(Data records)

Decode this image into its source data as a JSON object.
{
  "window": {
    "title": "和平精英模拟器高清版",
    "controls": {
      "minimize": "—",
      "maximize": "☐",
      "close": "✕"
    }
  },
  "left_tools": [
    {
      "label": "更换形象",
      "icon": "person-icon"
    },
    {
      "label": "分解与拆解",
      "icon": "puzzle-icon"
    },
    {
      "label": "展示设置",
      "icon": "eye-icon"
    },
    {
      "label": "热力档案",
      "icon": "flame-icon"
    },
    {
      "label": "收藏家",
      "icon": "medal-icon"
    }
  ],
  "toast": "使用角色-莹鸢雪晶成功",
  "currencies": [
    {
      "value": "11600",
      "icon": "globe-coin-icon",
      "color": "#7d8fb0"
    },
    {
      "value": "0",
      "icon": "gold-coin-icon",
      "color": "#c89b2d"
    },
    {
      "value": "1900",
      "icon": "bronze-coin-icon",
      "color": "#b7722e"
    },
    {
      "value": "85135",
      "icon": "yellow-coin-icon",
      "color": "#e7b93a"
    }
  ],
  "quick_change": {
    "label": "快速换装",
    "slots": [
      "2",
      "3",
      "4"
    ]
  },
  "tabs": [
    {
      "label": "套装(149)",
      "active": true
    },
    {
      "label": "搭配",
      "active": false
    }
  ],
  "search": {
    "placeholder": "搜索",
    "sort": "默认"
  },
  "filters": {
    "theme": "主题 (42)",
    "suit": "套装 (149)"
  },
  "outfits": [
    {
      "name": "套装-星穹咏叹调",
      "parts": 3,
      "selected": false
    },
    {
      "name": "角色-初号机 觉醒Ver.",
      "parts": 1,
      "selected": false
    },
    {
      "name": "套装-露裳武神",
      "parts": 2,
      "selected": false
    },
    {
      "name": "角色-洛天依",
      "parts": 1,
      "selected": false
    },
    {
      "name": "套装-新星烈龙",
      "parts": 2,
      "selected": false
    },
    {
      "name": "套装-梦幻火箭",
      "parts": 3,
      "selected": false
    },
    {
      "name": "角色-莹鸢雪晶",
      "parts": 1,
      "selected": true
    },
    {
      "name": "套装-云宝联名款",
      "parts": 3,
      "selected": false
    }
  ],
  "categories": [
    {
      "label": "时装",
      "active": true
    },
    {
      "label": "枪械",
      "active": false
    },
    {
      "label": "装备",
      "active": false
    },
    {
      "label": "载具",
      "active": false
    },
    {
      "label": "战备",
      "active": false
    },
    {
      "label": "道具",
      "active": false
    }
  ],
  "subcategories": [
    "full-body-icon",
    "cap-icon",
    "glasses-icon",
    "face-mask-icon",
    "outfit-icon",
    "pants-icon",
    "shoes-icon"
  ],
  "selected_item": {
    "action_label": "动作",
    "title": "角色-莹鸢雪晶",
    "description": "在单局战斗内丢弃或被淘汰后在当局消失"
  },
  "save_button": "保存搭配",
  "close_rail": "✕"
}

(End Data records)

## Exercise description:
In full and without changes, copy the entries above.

## Reply:
Decode this image into its source data as a JSON object.
{
  "window": {
    "title": "和平精英模拟器高清版",
    "controls": {
      "minimize": "—",
      "maximize": "☐",
      "close": "✕"
    }
  },
  "left_tools": [
    {
      "label": "更换形象",
      "icon": "person-icon"
    },
    {
      "label": "分解与拆解",
      "icon": "puzzle-icon"
    },
    {
      "label": "展示设置",
      "icon": "eye-icon"
    },
    {
      "label": "热力档案",
      "icon": "flame-icon"
    },
    {
      "label": "收藏家",
      "icon": "medal-icon"
    }
  ],
  "toast": "使用角色-莹鸢雪晶成功",
  "currencies": [
    {
      "value": "11600",
      "icon": "globe-coin-icon",
      "color": "#7d8fb0"
    },
    {
      "value": "0",
      "icon": "gold-coin-icon",
      "color": "#c89b2d"
    },
    {
      "value": "1900",
      "icon": "bronze-coin-icon",
      "color": "#b7722e"
    },
    {
      "value": "85135",
      "icon": "yellow-coin-icon",
      "color": "#e7b93a"
    }
  ],
  "quick_change": {
    "label": "快速换装",
    "slots": [
      "2",
      "3",
      "4"
    ]
  },
  "tabs": [
    {
      "label": "套装(149)",
      "active": true
    },
    {
      "label": "搭配",
      "active": false
    }
  ],
  "search": {
    "placeholder": "搜索",
    "sort": "默认"
  },
  "filters": {
    "theme": "主题 (42)",
    "suit": "套装 (149)"
  },
  "outfits": [
    {
      "name": "套装-星穹咏叹调",
      "parts": 3,
      "selected": false
    },
    {
      "name": "角色-初号机 觉醒Ver.",
      "parts": 1,
      "selected": false
    },
    {
      "name": "套装-露裳武神",
      "parts": 2,
      "selected": false
    },
    {
      "name": "角色-洛天依",
      "parts": 1,
      "selected": false
    },
    {
      "name": "套装-新星烈龙",
      "parts": 2,
      "selected": false
    },
    {
      "name": "套装-梦幻火箭",
      "parts": 3,
      "selected": false
    },
    {
      "name": "角色-莹鸢雪晶",
      "parts": 1,
      "selected": true
    },
    {
      "name": "套装-云宝联名款",
      "parts": 3,
      "selected": false
    }
  ],
  "categories": [
    {
      "label": "时装",
      "active": true
    },
    {
      "label": "枪械",
      "active": false
    },
    {
      "label": "装备",
      "active": false
    },
    {
      "label": "载具",
      "active": false
    },
    {
      "label": "战备",
      "active": false
    },
    {
      "label": "道具",
      "active": false
    }
  ],
  "subcategories": [
    "full-body-icon",
    "cap-icon",
    "glasses-icon",
    "face-mask-icon",
    "outfit-icon",
    "pants-icon",
    "shoes-icon"
  ],
  "selected_item": {
    "action_label": "动作",
    "title": "角色-莹鸢雪晶",
    "description": "在单局战斗内丢弃或被淘汰后在当局消失"
  },
  "save_button": "保存搭配",
  "close_rail": "✕"
}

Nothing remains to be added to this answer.